violations prescribed in the Motor Vehicles Act.
Due to lack of knowledge on traffic violations, a
senior police official said, personnel normally do not book
people on certain things like riding cycle with defective
brakes or not keeping head lamps lit while driving in public
places 30 minutes before sunrise or after sunset.
"There are instances when motorists get into argument
with traffic personnel. Then they have to contact some seniors
or check the rule book to convince the motorist that it is a
violation. It takes time. By feeding all the 412 violations,
this problem will be addressed," the official said.
The device, which police believe will save manpower,
time and reduce paper work, will be capable of retrieving data
relating to violating vehicles or drivers from the database.
It is also being designed so as to include Unique
Identity Number (UID) as and when it is implemented in the
country, the official said.
To ensure that there is no foul play, the official
said, it is ensured that no change can be made in the data nor
it can be deleted once a challan is printed.
"As soon as a vehicle registration number is entered,
the handheld device will automatically check from the server
if the vehicle is stolen, wanted in any criminal case or is in
the list of suspicious vehicles," the official said.
The device will also help the traffic personnel to
know about the previous offences committed by the driver or
pending challans on the vehicles.
The devices will also be customised so that traffic
officers should be able to issue challans only for offences
they are authorised as per their rank.
The senior police officials will also be able to view
the location of any particular device and the officers who is
using it on a web-based map.
Police is also looking into whether they can get
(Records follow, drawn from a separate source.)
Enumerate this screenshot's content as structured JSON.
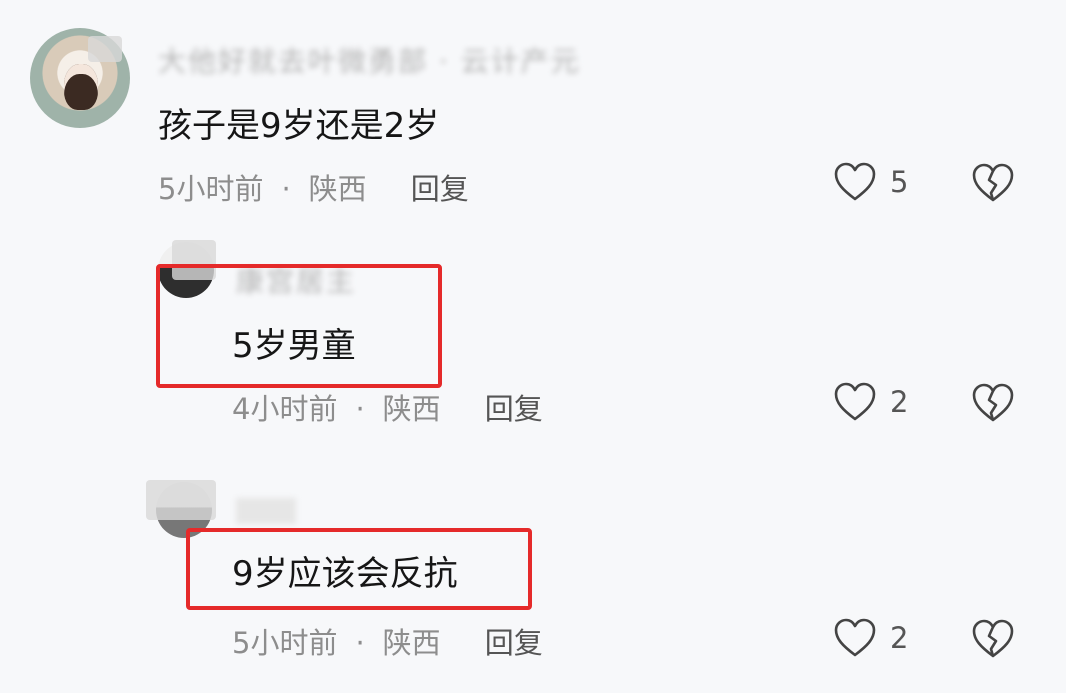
{
  "comments": [
    {
      "username": "大他好就去叶微勇部 · 云计产元",
      "text": "孩子是9岁还是2岁",
      "time": "5小时前",
      "location": "陕西",
      "reply_label": "回复",
      "likes": "5"
    },
    {
      "username": "康宫居主",
      "text": "5岁男童",
      "time": "4小时前",
      "location": "陕西",
      "reply_label": "回复",
      "likes": "2"
    },
    {
      "username": "",
      "text": "9岁应该会反抗",
      "time": "5小时前",
      "location": "陕西",
      "reply_label": "回复",
      "likes": "2"
    }
  ],
  "colors": {
    "highlight_border": "#e52a2a"
  },
  "icons": {
    "like": "heart-outline-icon",
    "dislike": "broken-heart-icon"
  }
}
violators pay through credit cards.
With police mulling the possibility of becoming a
partner in Delhi Government`s `Jeevan Project`, it has asked
companies participating in the tender to incorporate the
facility of paying challans at government kiosks.